We have made significant gains in reducing emissions by key Colorado Plateau power plants.
Navajo Generating Station
In 1991, the Trust negotiated to reduce Navajo Generating Station’s SO2 emissions by more than 60,000 tons annually. The effort, undertaken by a coalition of environmental groups led by Ed Norton, former Trust president, was the culmination of a battle between environmentalists and the Environmental Protection Agency (EPA), the White House, and owners of Navajo. For years, groups fought to enforce the Clean Air Act to protect visibility in our national parks and wilderness areas. Ultimately, the battle focused on the impact of Navajo’s contribution to the degraded visibility at the Grand Canyon, which led to an agreement to reduce SO2 emissions from the plant by 90 percent. In 2010, the Department of Interior committed to funding a comprehensive assessment of renewable energy and less polluting options to eventually replace the NGS.
Mohave Generating Station

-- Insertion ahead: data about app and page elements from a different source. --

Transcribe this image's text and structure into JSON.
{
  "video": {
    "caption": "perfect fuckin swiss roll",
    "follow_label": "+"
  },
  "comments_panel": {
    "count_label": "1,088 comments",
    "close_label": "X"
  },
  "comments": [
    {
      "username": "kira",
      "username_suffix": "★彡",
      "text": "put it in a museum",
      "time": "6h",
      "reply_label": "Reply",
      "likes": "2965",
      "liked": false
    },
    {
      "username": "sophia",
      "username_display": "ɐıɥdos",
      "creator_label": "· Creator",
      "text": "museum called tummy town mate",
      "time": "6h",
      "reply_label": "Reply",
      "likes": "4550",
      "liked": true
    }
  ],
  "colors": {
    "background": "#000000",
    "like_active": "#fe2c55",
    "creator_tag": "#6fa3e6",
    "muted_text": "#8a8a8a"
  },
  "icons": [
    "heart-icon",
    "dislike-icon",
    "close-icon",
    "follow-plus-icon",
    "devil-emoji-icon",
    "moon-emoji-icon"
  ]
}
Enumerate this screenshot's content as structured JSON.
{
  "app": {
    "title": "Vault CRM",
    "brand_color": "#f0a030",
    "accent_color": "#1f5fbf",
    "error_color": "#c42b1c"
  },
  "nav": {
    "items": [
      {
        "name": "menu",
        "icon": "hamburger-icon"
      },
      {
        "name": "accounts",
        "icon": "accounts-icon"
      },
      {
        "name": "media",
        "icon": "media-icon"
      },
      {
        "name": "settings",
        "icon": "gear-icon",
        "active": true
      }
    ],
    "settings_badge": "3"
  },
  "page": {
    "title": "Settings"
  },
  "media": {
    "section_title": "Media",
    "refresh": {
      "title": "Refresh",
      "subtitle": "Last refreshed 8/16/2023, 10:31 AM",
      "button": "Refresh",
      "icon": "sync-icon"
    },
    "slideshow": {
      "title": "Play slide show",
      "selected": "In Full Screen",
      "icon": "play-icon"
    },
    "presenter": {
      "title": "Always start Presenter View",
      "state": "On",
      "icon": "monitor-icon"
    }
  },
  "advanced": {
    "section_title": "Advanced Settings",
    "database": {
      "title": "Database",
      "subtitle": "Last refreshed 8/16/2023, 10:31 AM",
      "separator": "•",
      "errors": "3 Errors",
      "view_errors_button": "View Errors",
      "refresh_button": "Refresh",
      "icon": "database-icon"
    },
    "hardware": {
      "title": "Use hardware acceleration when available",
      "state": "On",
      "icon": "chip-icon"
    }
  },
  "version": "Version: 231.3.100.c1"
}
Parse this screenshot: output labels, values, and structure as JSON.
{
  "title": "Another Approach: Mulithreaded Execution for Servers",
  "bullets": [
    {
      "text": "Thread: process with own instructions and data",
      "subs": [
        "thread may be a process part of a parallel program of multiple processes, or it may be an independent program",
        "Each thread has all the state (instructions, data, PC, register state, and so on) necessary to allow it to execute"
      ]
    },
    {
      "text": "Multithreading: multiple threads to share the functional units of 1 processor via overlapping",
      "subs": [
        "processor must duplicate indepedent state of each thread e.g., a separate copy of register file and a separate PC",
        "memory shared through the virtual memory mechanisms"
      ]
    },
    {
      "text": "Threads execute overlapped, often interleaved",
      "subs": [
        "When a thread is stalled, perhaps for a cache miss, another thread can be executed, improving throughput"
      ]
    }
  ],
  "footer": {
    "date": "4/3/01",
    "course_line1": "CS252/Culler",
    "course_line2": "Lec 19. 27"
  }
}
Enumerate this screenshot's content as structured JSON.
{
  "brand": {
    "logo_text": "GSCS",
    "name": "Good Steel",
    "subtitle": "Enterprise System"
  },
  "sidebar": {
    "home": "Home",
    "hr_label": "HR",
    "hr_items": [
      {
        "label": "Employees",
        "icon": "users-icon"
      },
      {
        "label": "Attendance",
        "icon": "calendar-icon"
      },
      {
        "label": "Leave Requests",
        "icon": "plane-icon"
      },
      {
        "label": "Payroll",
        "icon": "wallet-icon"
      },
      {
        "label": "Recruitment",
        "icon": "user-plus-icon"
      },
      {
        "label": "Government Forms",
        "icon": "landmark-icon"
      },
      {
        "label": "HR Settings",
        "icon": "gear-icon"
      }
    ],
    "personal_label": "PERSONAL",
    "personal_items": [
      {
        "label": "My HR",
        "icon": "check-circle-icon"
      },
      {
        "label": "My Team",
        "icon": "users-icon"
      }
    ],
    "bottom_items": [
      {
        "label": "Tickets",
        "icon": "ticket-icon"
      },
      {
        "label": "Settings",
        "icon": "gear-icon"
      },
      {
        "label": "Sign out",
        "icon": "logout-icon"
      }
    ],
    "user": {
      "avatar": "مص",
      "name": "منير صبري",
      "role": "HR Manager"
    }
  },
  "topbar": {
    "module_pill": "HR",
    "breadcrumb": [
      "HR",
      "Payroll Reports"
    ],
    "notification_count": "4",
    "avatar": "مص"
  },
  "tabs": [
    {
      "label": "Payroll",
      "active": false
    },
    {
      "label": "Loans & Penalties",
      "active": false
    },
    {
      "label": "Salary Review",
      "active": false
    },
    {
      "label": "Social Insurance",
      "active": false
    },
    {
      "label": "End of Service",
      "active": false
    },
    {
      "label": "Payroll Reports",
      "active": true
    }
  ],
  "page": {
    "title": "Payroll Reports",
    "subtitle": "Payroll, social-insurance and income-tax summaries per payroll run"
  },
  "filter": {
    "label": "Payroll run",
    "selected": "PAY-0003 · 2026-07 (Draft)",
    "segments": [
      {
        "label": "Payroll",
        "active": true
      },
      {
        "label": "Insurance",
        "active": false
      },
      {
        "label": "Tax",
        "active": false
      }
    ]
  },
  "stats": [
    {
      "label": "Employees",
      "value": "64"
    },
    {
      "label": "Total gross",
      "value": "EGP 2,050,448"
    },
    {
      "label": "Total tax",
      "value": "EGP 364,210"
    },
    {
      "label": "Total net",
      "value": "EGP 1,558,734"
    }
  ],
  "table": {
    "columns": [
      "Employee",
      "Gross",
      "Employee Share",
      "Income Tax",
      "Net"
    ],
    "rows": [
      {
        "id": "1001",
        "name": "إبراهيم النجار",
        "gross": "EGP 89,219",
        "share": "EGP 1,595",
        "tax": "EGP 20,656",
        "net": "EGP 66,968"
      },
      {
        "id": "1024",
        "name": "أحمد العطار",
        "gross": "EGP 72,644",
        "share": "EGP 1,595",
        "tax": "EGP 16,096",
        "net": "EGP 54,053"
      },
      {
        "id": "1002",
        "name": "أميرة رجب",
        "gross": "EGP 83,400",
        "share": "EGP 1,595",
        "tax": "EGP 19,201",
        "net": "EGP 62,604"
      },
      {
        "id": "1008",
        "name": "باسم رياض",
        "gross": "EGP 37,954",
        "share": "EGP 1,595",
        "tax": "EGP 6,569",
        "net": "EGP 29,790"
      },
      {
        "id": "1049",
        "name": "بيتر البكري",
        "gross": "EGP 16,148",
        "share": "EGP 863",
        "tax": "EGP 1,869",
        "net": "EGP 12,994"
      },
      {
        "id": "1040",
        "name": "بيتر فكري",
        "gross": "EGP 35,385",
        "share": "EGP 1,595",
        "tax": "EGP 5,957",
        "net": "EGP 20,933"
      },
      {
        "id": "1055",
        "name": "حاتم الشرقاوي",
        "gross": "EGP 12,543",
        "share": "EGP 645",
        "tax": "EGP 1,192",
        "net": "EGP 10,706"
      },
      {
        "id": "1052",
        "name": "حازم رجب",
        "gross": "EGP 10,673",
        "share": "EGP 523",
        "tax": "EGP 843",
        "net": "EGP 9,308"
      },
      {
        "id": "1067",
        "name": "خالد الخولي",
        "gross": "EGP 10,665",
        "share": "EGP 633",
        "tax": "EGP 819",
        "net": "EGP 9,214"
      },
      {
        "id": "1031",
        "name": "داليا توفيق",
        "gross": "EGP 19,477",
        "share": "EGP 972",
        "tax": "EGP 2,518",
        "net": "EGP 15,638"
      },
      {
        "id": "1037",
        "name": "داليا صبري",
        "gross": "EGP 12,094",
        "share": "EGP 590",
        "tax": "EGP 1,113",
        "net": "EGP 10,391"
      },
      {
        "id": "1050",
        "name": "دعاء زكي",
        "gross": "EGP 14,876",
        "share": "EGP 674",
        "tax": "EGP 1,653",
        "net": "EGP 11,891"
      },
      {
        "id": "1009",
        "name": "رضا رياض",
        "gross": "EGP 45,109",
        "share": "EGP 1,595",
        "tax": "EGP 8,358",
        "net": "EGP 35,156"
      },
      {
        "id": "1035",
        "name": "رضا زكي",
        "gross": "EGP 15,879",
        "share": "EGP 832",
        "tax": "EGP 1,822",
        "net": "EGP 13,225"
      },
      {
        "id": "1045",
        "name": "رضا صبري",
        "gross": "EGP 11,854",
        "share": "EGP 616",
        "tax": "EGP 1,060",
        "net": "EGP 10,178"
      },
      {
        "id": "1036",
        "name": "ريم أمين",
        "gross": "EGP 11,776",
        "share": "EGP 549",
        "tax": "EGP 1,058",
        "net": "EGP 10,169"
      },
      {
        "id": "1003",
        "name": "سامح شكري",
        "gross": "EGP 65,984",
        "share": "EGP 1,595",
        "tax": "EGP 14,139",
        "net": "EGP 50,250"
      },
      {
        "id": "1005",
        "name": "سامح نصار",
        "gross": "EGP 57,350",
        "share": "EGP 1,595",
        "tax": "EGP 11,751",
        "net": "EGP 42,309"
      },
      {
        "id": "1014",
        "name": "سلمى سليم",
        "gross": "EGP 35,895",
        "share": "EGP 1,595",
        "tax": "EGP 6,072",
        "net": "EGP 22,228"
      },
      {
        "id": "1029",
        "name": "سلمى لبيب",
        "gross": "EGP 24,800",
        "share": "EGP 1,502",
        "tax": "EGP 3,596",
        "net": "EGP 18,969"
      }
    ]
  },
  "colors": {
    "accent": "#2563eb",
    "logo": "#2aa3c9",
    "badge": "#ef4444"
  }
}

In early 1998, the Grand Canyon Trust, Sierra Club, and National Parks and Conservation Association filed a lawsuit in federal court against the co-owners of the Mohave Generating Station for thousands of emission limit violations. We showed in briefs that between 1993 and 1998 the power plant had violated the opacity limit (a measure of pollution density) more than 400,000 times and the sulfur dioxide limit over 40,000 times. We also showed that these violations were taking place on a continual basis. Before the case went to trial the owners agreed to settle. The consent decree required the defendants to stop their long-standing violations by no later than December 31, 2005. Mohave closed on that date because its owners refused to install pollution controls and they failed to reach an agreement on coal and water supplies needed to keep the power plant operating.
San Juan Generating Station
On May 16, 2002, the Trust, along with the Rio Grande Chapter of the Sierra Club, filed a citizens’ lawsuit against Public Service Company of New Mexico (PNM) for violations of the Clean Air Act at the San Juan Generating Station — a four-unit, 1,600-megawatt, coal-fired power plant that dumps about 14 million tons of CO2, 21,000 tons of SO2, 28,000 tons of NOX, and 751 pounds of mercury into the air around Four Corners. In 2004 PNM admitted in federal court to more than 42,000 clean air violations at the plant and committed to a pollution reduction plan. That plan was entered as a court order. In 2009, PNM completed installing the controls, including the new carbon-injection system to reduce mercury. As a result, NOX emissions dropped by about 10,000 tons; SO2 emissions by about 7,000 thousand tons; and mercury emissions by about 500 pounds.
Springerville Generating Station
In 2001, Tucson Electric Power (TEP) announced plans to add two new 400-megawatt units to its Springerville plant. On November 9, 2001, the Trust filed a lawsuit alleging that TEP was operating the existing units at Springerville without a proper air quality (Prevention of Significant Deterioration, or “PSD”) permit. A consent decree on the Springerville litigation was signed in 2005 that resolved the Trust’s federal enforcement action alleging that the plant was operating without a valid air quality permit. In return, PNM stipulated that SO2 emissions for all four units will decline 44 percent compared to the emissions from the existing two units, NOX emissions will decline 23 percent, the potential for pollution from the existing units will be capped, the owners of Unit 4 will spend $1 million a year for 5 years on renewable energy and energy efficiency programs.